Discussion in 'Amphibians' started by Lucca, Apr 16, 2019.

  1. LuccaNew MemberMember

    I've never had an aquarium before, and I'm thinking about getting some African dwarf frogs. I'm doing plenty of research, but just had a couple questions about dwarf frogs in particular.

    First, I'd rather not have them breeding, so I'd like to get a same-sex group. Is it easy to tell what sex they are and/or could I reasonably expect an aquarium store employee to tell?

    Second, how much do they actually eat? I keep reading about what they eat, but I'm not sure how much per frog. Like, how many of those frozen blood worms packets does each frog need?

    Third, would a Fluval Flex 15 gallon tank be good? I'm still not certain about how different types of filters work, so I want to make sure the one built in to this tank is good for frogs.
  2. FahnFishlore VIPMember

    Welcome to FishLore!

    Your first step before getting your frogs is getting the tank cycled. Contrary to what pet store employees will say, you cannot cycle a tank in 24 hours. Cycling takes several weeks and requires daily monitoring of ammonia, nitrite, and nitrate levels.

    You can click on any bold blue text no the forums to be linked to affiliates and healpful articles. I suggest reading up on how the nitrogen cycle works.

    The way to tell the difference between the frogs is relatively easy. Females are larger and more plump, and males have a conspicuous white spot in their "armpits".

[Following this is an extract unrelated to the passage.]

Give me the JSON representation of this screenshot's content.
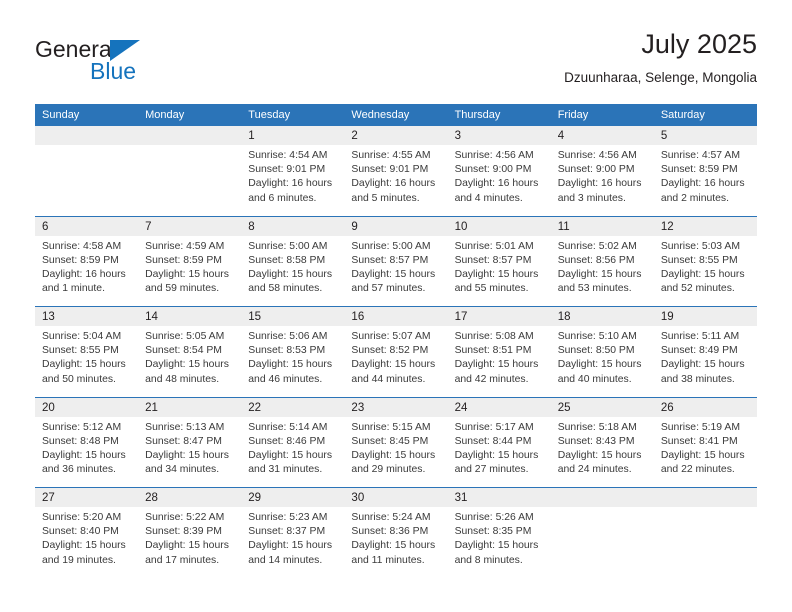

    Dwarf frogs are little piggies when it comes to food. I feed mine 4-5 bloodworms every other day or every two days. They love bloodworms, brine shrimp, bits of raw fish, and chopped shrimp. Their eyesight is poor and they tend to snap at anything that moves, but their sense of smell is keen. They are also easily trained to eat from tweezers and can also be trained to associate a specific area of their tank with food. So, set up a bowl or terracotta dish in the tank, and using a cue (gently tapping on the glass for example) you can train them when it is time to eat and where the food is.

    You kind of have to eyeball how much they eat as they have no mechanism to tell them to stop and will eat themselves to death. A full-sized frozen bloodworm cube could easily feed 9-10 frogs. So, if you only wanted a few, I would either cut cubes into portions or buy smaller cubes.

    15 gallons would be plenty of room and 5-6 frogs would be happy in a tank that size. Fluval Flex's have built in filtration so you don't have to shop around. Your frogs will need a heater as they need water between 76 and 80 degrees.

    Since these frogs are messy little things, I recommend you get some kind of like plants in the tank (there are lots of easy, beginner friendly plants that don't require special substrates and fertilizers) and that you do large weekly water changes of 50% or more. Also I advise not to feed them every day. This will greatly cut down on the amount of waste they produce and also prevent excess organics from causing issues like algae and high nitrates.
  3. LuccaNew MemberMember

    Thanks! Yeah, I'm going to make sure the environment is appropriate before I introduce anything into the tank. This is the first animal I'm getting that requires stuff like heating and water filtration, so I want to make sure I can keep everything stable first. I've just had room-temperature mammals before.
  4. LuccaNew MemberMember

    Oh, also, are they able to be left alone for a weekend? If I'm going to get an animal that's difficult to move, I'd like it to be able to get one that I can leave for a couple days. Do those time food-dropping things work well?
  5. FahnFishlore VIPMember

    They'll be fine without eating for 2-3 days.

    Do not use vacation/weekend feeders, they will foul your tank water.
  6. LuccaNew MemberMember

    I can't seem to find a consistent opinion on what substrate to use. Some say sand because it's softer than gravel, some say gravel because they can get impacted on sand. Would sand be fine if I put their food in a smooth bowl so they don't swallow sand?
  7. FahnFishlore VIPMember

    A dish is recommended as not only does it keep the tank cleaner, but prevents them from swallowing substrate. They will also learn to associate that as their designated feeding area.

    If you only get a few frogs you can feed them individually with tweezers like I do.
  8. FishMommerValued MemberMember

    Goodluck Lucca! ADF's are so fun! :emoji_green_heart:We have 1 in one tank and will get 3 for another hopefully soon. :)